TASK OBJECTIVE:
Lines that include the word "data" should be copied from the listing that follows.

SUPPLIED INFORMATION:
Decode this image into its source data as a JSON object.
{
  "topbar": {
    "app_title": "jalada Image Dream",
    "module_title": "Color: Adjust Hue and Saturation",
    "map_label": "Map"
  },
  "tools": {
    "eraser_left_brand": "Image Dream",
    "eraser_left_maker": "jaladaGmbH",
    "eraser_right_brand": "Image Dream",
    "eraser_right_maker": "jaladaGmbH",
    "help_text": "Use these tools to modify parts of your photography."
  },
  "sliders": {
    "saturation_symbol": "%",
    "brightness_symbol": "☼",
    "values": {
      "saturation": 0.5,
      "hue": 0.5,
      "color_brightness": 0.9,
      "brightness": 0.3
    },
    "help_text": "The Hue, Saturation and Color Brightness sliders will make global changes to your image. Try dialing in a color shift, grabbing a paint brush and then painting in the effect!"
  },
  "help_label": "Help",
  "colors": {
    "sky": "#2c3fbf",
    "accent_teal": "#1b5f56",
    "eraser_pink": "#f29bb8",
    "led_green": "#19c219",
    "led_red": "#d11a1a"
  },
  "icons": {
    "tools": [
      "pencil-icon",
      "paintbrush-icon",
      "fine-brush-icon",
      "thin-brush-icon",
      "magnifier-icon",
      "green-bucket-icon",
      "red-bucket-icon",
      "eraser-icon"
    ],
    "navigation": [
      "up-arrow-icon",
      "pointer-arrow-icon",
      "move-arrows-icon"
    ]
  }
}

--

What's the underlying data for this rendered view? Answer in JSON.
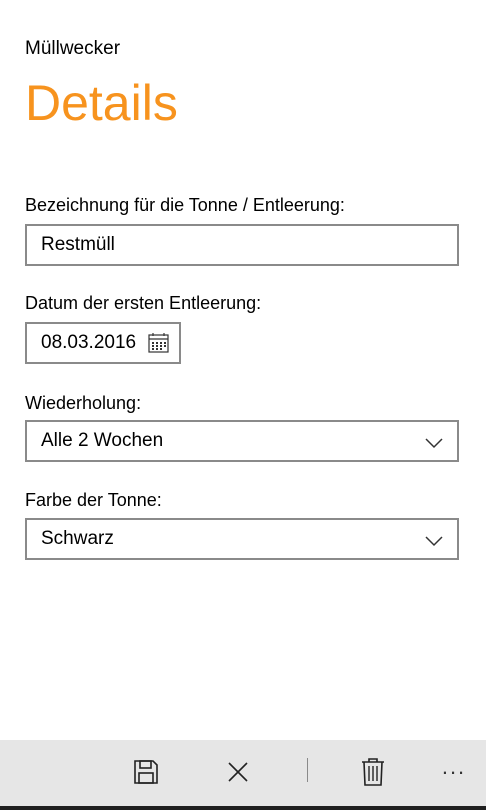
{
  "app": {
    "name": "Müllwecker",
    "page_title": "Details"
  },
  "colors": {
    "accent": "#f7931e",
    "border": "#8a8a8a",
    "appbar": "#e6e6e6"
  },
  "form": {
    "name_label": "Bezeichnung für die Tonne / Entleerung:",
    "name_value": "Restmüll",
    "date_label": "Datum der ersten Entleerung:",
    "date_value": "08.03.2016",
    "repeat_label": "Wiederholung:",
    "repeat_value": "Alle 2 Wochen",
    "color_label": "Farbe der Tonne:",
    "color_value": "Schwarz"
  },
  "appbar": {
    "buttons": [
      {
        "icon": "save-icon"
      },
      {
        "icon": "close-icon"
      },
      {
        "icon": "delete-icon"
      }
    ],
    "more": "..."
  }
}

EXERCISE ANSWER:
Decode this image into its source data as a JSON object.
What's the underlying data for this rendered view? Answer in JSON.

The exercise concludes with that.